As the hon. Gentleman knows, it is not a cut, but a flat real-terms settlement in the Home Office. He will also know that tax revenue is not the sole source of finance for the immigration service, which draws some fraction of its income from the visa fees that we impose on foreign nationals. There is a timely debate to be had in the future about whether those visa fees are set at the right level or whether those who benefit most from coming to Britain and deciding that it should be their long-term home should pay slightly more for that privilege.

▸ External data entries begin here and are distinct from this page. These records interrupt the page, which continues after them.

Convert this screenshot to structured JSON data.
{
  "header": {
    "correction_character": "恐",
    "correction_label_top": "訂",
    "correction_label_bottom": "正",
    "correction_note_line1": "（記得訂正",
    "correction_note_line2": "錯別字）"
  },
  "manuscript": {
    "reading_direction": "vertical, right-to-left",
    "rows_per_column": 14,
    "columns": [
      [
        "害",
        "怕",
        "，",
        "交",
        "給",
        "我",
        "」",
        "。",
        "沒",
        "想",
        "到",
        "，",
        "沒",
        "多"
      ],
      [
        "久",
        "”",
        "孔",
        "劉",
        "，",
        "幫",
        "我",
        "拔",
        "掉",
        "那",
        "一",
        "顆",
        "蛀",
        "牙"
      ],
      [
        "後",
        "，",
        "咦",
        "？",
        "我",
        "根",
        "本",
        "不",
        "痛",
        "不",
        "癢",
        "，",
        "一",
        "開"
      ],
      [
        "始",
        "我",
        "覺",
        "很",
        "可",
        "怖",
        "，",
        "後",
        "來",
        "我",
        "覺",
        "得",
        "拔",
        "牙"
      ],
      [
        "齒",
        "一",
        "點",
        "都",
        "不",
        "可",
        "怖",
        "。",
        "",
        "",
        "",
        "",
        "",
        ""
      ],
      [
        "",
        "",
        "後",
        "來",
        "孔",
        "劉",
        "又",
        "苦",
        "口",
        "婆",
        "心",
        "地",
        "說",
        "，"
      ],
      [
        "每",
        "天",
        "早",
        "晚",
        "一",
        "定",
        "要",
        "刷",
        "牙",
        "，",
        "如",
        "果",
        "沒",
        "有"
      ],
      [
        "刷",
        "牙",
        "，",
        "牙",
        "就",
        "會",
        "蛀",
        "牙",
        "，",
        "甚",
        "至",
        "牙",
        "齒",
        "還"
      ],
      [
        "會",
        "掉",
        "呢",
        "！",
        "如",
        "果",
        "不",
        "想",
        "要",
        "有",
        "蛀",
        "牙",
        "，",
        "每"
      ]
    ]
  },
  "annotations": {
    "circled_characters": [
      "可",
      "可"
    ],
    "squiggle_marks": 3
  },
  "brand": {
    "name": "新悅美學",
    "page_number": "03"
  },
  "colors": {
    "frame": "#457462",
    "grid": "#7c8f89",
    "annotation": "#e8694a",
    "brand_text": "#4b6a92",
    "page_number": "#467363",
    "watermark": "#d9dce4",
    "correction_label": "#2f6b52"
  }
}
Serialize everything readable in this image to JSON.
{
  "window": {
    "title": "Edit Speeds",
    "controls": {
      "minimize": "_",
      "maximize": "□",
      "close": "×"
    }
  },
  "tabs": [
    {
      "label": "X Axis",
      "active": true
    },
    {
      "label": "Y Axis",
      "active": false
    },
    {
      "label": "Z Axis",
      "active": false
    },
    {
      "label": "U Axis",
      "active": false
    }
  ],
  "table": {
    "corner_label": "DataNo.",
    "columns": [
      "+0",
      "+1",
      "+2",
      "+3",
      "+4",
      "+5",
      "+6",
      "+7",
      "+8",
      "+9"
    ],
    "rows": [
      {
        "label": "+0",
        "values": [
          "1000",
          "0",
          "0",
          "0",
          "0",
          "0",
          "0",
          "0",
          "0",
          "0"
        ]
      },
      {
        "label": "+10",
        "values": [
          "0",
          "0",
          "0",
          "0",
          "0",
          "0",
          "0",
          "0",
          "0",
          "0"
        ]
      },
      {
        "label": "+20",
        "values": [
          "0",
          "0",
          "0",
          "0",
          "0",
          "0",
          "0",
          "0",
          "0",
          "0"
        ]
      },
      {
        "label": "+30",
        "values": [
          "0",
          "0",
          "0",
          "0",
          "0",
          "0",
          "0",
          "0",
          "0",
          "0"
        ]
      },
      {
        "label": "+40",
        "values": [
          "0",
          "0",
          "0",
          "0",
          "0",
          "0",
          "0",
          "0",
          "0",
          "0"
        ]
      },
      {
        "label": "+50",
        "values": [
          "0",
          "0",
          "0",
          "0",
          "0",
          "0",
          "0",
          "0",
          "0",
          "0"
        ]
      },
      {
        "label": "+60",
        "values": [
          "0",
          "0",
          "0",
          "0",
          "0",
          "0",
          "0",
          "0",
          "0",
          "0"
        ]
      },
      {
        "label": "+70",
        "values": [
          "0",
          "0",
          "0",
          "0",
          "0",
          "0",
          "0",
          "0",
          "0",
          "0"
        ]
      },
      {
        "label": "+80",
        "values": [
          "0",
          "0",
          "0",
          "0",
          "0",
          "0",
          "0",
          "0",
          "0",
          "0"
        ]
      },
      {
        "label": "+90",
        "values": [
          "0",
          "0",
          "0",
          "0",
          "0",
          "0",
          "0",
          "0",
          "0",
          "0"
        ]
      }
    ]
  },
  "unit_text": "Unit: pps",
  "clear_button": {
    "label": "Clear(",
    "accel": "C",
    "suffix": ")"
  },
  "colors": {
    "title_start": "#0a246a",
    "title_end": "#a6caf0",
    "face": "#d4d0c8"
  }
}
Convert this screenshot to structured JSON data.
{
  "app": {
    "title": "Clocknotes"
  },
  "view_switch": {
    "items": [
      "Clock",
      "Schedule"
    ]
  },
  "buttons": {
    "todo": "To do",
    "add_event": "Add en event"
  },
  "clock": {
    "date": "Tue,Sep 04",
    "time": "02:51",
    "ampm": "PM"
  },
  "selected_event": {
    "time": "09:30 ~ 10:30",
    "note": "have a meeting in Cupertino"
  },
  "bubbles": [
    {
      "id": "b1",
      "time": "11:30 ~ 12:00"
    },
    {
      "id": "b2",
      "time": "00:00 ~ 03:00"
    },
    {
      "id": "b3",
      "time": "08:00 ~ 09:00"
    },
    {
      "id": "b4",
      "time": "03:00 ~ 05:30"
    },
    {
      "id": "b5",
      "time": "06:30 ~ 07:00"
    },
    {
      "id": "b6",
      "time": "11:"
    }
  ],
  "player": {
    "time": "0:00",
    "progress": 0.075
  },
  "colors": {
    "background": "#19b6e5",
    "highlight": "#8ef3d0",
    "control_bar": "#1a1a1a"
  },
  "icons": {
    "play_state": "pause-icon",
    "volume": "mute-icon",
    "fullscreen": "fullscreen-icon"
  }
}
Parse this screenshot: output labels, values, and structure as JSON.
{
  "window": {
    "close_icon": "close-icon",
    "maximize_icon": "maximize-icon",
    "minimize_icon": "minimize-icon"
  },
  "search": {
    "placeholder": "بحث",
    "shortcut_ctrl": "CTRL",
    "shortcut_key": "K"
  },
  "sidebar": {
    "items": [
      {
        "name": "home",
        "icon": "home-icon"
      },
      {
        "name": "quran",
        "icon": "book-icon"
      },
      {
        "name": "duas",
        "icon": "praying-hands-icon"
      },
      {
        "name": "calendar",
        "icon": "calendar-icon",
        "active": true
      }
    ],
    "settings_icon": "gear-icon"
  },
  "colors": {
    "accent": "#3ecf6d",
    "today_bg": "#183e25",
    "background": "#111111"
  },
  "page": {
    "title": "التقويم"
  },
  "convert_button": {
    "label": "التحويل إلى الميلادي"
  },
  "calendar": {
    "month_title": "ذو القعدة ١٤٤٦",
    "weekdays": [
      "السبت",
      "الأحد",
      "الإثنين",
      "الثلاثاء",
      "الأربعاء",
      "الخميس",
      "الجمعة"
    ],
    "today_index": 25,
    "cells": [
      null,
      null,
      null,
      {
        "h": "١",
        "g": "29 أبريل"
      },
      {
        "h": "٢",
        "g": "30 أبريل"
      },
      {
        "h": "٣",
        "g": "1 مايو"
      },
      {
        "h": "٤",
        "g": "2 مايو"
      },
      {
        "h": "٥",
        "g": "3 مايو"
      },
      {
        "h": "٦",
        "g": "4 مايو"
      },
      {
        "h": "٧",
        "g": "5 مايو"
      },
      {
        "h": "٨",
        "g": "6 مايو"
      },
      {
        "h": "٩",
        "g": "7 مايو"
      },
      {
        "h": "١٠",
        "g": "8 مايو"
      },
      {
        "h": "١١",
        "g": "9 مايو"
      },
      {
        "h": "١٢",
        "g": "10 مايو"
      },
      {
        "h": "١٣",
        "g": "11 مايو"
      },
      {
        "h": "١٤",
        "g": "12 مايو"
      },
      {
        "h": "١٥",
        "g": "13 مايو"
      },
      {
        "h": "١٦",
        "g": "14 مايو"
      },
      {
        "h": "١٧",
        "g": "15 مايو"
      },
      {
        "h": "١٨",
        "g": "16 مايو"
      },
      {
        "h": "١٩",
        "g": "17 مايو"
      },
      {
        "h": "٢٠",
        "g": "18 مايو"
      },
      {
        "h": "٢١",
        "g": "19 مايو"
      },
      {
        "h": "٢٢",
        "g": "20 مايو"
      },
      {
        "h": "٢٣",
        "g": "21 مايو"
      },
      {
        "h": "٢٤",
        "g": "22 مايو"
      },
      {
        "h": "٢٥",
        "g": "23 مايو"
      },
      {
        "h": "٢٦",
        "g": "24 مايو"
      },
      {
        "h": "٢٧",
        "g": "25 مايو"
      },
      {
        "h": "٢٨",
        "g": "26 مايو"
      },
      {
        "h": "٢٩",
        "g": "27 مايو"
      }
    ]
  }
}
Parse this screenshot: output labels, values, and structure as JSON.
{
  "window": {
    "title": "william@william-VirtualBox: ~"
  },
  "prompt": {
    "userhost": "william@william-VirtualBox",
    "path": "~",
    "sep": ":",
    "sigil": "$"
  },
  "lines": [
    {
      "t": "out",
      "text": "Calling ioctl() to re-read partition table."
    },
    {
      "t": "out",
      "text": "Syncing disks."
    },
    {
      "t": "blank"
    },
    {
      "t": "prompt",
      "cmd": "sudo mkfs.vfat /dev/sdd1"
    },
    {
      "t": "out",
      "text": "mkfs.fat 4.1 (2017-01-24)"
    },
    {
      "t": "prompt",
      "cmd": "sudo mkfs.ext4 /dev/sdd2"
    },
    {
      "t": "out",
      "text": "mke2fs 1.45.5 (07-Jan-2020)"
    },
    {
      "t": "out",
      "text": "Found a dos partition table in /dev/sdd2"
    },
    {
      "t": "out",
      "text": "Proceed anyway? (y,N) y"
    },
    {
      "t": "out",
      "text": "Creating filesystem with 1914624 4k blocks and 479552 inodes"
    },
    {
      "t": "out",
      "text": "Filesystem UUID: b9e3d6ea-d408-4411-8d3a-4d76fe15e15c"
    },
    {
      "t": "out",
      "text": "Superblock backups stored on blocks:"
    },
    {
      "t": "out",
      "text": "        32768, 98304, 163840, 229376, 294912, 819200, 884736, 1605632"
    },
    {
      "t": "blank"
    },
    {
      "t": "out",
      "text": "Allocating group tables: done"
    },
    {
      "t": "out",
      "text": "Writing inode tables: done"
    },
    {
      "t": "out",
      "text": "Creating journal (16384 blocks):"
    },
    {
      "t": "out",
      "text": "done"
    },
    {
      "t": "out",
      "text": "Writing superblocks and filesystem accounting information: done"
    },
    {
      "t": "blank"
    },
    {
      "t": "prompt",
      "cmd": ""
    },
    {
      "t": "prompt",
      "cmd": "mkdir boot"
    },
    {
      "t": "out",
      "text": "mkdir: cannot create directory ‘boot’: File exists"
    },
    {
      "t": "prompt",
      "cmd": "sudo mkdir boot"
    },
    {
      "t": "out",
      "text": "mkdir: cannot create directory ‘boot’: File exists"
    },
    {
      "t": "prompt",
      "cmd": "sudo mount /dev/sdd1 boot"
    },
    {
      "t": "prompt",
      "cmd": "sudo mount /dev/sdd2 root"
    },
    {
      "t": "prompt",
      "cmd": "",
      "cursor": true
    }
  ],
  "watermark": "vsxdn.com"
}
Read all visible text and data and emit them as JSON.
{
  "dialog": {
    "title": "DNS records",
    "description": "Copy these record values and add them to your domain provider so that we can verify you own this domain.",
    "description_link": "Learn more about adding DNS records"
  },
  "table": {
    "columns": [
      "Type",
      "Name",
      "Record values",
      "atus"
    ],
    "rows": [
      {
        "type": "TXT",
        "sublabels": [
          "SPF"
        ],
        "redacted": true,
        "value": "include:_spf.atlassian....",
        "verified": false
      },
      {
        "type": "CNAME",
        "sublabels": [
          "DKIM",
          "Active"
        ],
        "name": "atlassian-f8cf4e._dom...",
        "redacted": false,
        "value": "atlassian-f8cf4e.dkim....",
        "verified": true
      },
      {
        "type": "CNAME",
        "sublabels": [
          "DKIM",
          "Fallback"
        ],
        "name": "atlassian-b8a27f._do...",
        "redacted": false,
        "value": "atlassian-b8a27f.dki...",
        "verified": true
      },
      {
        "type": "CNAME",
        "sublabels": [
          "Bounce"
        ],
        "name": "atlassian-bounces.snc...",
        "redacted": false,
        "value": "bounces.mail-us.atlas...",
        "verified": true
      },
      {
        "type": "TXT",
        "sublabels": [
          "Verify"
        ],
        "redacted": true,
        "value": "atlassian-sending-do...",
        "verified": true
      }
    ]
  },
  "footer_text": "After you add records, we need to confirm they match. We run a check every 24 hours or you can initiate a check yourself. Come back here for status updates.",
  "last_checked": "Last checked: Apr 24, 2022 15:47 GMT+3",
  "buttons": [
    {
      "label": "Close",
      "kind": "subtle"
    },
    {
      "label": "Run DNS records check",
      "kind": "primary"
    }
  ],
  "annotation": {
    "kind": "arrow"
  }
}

I want to return to two matters that are relevant to this debate. The problems that the hon. Member for Ashford identified should be solved not by additional powers, but by early investment. It is worth bearing in mind that policing at railway stations in the UK is already provided by a fine force called the British Transport police, which provides the service at Waterloo, and juxtaposed controls in Coquelles. Special branch maintains a presence, particularly to carry out terrorism work.
I am happy to reflect on the evidence that the hon. Member for Ashford can provide on this very serious issue. Border defences along the channel need to be as strong as possible. They have always needed to be strong in our history, and there is no reason why they should not need to be strong in the future. The amendment could safely be withdrawn as there are operational solutions that might be the remedy to the problem.